The records:
<<<<

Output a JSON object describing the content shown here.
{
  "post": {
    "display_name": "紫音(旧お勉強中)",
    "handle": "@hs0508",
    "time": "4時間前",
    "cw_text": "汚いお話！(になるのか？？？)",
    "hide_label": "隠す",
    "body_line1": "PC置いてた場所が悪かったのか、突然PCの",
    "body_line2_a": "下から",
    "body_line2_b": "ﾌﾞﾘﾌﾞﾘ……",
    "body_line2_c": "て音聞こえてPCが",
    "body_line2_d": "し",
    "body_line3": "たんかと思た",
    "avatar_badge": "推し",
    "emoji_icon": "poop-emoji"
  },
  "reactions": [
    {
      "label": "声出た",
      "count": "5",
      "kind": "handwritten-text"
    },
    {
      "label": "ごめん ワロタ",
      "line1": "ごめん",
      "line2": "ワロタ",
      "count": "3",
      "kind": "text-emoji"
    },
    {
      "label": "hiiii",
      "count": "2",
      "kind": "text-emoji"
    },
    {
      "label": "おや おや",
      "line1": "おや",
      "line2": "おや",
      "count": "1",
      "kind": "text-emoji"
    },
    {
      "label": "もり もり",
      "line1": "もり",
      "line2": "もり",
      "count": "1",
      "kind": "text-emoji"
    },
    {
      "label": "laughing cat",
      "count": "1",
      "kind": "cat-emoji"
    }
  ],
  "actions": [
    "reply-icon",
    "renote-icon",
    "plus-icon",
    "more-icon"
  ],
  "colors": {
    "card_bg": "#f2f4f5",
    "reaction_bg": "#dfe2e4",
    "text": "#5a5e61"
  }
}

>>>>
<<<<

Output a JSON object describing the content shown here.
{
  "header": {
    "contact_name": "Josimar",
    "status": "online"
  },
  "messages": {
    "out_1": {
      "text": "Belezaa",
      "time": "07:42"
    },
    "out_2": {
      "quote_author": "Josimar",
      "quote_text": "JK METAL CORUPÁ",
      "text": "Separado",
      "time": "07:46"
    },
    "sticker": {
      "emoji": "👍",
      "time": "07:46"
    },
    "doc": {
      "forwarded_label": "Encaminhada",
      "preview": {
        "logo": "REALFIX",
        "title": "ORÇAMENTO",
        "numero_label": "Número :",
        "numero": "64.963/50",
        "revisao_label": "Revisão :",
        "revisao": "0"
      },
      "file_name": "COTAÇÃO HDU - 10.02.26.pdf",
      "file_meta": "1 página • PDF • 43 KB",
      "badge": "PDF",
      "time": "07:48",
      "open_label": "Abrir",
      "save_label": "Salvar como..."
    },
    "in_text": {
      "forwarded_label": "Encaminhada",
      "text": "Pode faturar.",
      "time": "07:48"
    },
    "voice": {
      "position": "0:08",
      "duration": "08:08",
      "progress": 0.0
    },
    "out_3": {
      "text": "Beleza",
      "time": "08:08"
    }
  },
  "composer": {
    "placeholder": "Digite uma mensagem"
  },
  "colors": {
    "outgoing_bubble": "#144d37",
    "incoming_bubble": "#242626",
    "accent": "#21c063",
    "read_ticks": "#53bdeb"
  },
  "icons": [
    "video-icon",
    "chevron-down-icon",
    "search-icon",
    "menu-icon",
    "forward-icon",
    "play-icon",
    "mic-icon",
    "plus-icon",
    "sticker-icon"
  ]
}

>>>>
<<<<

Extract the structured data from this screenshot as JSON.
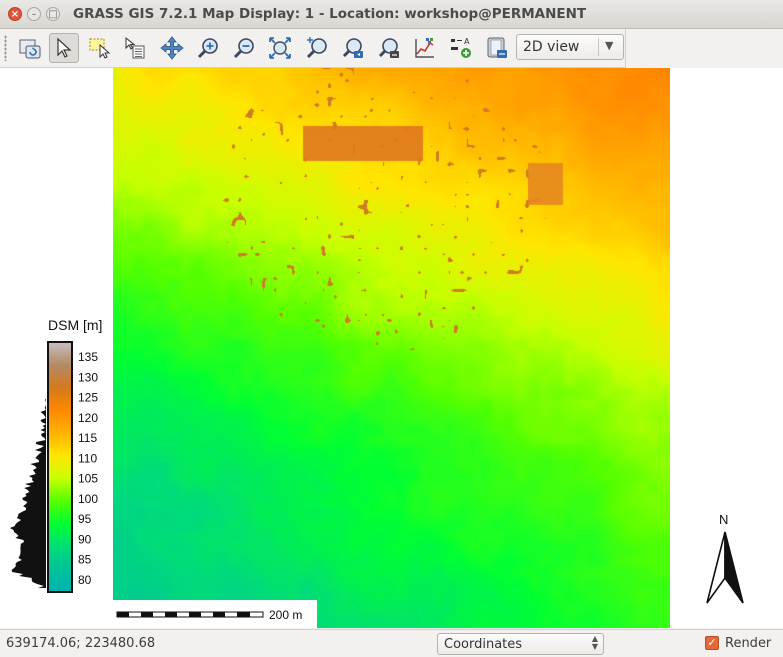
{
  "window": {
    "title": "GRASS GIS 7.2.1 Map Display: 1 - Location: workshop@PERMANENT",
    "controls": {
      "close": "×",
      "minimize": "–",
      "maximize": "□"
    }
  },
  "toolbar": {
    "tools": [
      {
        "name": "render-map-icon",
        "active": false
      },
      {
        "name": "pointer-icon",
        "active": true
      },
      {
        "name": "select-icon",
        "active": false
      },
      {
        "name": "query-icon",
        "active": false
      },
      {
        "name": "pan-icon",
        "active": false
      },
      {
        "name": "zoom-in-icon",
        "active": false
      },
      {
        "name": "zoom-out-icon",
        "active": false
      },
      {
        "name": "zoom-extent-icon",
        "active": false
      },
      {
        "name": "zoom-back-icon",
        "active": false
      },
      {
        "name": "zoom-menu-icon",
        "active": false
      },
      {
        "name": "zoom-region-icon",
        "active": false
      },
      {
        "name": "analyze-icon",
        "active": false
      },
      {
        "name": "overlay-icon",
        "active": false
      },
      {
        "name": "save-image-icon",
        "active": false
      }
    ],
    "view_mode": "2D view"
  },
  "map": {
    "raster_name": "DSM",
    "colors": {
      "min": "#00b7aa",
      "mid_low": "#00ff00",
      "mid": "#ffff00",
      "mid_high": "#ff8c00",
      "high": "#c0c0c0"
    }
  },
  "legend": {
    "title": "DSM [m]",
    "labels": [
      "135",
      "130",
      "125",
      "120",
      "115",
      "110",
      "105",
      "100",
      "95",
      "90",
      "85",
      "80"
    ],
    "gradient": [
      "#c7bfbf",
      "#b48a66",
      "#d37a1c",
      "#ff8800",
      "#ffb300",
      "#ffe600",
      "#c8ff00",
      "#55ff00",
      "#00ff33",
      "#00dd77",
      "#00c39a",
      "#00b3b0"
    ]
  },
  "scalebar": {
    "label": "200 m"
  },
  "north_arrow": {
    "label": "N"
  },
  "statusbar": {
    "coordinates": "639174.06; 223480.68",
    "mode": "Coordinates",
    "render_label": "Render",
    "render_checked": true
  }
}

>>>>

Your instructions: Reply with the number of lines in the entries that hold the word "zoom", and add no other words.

Result: 6